*ASSIGNMENT*. Return every line of the data exactly as it stands.

*PROVIDED DATA*.
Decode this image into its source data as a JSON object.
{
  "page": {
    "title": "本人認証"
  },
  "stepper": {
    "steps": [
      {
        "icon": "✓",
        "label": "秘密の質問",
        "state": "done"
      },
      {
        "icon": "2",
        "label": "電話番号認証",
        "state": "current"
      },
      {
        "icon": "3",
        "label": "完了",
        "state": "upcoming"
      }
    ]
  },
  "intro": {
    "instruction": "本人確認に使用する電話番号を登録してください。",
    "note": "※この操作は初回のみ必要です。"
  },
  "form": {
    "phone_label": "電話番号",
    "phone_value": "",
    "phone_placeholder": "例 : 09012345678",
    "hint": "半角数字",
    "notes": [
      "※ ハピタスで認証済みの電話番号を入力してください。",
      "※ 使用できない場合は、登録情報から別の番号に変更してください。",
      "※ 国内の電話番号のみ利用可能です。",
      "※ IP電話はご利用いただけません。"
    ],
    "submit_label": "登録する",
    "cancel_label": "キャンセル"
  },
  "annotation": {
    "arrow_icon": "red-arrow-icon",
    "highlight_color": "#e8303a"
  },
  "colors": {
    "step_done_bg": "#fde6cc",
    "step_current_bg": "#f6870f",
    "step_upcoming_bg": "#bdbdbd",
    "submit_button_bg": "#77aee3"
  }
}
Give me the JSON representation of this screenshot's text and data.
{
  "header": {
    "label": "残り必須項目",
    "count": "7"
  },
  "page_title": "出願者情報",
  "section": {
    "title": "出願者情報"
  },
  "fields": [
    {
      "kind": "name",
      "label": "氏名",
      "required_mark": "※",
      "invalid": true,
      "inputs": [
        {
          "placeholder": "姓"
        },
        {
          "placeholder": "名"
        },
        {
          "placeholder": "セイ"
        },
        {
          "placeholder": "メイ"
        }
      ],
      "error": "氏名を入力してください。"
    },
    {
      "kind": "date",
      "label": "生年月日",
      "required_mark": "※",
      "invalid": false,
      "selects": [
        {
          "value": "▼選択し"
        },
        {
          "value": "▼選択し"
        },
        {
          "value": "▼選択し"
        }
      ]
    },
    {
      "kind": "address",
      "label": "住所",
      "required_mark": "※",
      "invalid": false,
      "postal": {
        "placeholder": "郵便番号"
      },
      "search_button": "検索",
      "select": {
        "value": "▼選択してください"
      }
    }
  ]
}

*YOUR RESPONSE*.
Decode this image into its source data as a JSON object.
{
  "page": {
    "title": "本人認証"
  },
  "stepper": {
    "steps": [
      {
        "icon": "✓",
        "label": "秘密の質問",
        "state": "done"
      },
      {
        "icon": "2",
        "label": "電話番号認証",
        "state": "current"
      },
      {
        "icon": "3",
        "label": "完了",
        "state": "upcoming"
      }
    ]
  },
  "intro": {
    "instruction": "本人確認に使用する電話番号を登録してください。",
    "note": "※この操作は初回のみ必要です。"
  },
  "form": {
    "phone_label": "電話番号",
    "phone_value": "",
    "phone_placeholder": "例 : 09012345678",
    "hint": "半角数字",
    "notes": [
      "※ ハピタスで認証済みの電話番号を入力してください。",
      "※ 使用できない場合は、登録情報から別の番号に変更してください。",
      "※ 国内の電話番号のみ利用可能です。",
      "※ IP電話はご利用いただけません。"
    ],
    "submit_label": "登録する",
    "cancel_label": "キャンセル"
  },
  "annotation": {
    "arrow_icon": "red-arrow-icon",
    "highlight_color": "#e8303a"
  },
  "colors": {
    "step_done_bg": "#fde6cc",
    "step_current_bg": "#f6870f",
    "step_upcoming_bg": "#bdbdbd",
    "submit_button_bg": "#77aee3"
  }
}
Give me the JSON representation of this screenshot's text and data.
{
  "header": {
    "label": "残り必須項目",
    "count": "7"
  },
  "page_title": "出願者情報",
  "section": {
    "title": "出願者情報"
  },
  "fields": [
    {
      "kind": "name",
      "label": "氏名",
      "required_mark": "※",
      "invalid": true,
      "inputs": [
        {
          "placeholder": "姓"
        },
        {
          "placeholder": "名"
        },
        {
          "placeholder": "セイ"
        },
        {
          "placeholder": "メイ"
        }
      ],
      "error": "氏名を入力してください。"
    },
    {
      "kind": "date",
      "label": "生年月日",
      "required_mark": "※",
      "invalid": false,
      "selects": [
        {
          "value": "▼選択し"
        },
        {
          "value": "▼選択し"
        },
        {
          "value": "▼選択し"
        }
      ]
    },
    {
      "kind": "address",
      "label": "住所",
      "required_mark": "※",
      "invalid": false,
      "postal": {
        "placeholder": "郵便番号"
      },
      "search_button": "検索",
      "select": {
        "value": "▼選択してください"
      }
    }
  ]
}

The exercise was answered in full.